“I know that each sport has its own characteristics and conditions, but in general, and for me personally, it is a shame that the F1 Japanese Grand Prix cannot take place,” said Tanaka.
“I think the Japan Sports Agency got it. Outside of the Olympics, I think around 1,500 is the largest number of foreigners entering the country under the current circumstances. So I think they got it, but they had to be careful.
“In terms of public interest and motorsport culture, it is not as mature as in Europe.”
The bright spot for Suzuka is that they have a contract to host the Japanese Grand Prix until 2024, next year marking the circuit’s 60th anniversary.
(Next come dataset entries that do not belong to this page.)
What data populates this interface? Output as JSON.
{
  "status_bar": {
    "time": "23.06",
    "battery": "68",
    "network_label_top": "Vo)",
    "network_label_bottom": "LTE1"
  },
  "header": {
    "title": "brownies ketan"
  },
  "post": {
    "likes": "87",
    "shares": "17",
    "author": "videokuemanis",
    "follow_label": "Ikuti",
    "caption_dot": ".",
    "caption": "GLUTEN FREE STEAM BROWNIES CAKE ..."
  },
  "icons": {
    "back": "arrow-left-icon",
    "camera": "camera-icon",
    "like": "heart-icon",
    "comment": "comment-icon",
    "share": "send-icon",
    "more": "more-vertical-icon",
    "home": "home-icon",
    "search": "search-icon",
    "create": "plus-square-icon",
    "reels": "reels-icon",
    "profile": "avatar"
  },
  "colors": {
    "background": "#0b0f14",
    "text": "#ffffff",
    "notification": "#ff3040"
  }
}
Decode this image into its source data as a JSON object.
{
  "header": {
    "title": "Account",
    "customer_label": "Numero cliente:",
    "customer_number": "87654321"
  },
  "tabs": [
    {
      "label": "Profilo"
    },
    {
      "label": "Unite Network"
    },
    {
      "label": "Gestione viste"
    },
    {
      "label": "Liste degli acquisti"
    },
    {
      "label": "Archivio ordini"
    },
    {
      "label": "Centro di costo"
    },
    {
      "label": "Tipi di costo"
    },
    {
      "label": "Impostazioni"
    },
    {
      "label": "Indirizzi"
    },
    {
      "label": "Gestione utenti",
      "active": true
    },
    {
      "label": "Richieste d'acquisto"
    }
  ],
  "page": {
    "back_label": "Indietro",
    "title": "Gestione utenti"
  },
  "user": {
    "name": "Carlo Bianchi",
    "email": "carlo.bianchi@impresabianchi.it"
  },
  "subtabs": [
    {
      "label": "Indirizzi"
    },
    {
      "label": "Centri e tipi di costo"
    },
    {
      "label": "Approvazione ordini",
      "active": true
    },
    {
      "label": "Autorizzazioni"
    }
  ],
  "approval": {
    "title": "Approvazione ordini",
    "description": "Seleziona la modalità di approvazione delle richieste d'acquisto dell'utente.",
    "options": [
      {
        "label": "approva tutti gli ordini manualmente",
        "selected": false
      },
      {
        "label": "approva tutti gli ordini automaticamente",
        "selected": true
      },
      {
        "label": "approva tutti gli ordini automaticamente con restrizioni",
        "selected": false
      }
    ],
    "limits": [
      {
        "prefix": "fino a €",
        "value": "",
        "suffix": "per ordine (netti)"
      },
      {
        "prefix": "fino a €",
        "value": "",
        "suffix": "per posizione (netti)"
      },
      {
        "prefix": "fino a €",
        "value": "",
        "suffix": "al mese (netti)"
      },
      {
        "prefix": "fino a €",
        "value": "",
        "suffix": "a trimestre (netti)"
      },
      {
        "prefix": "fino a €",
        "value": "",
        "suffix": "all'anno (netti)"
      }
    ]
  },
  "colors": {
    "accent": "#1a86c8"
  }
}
“From this moment we will prepare for next year,” confirmed Tanaka.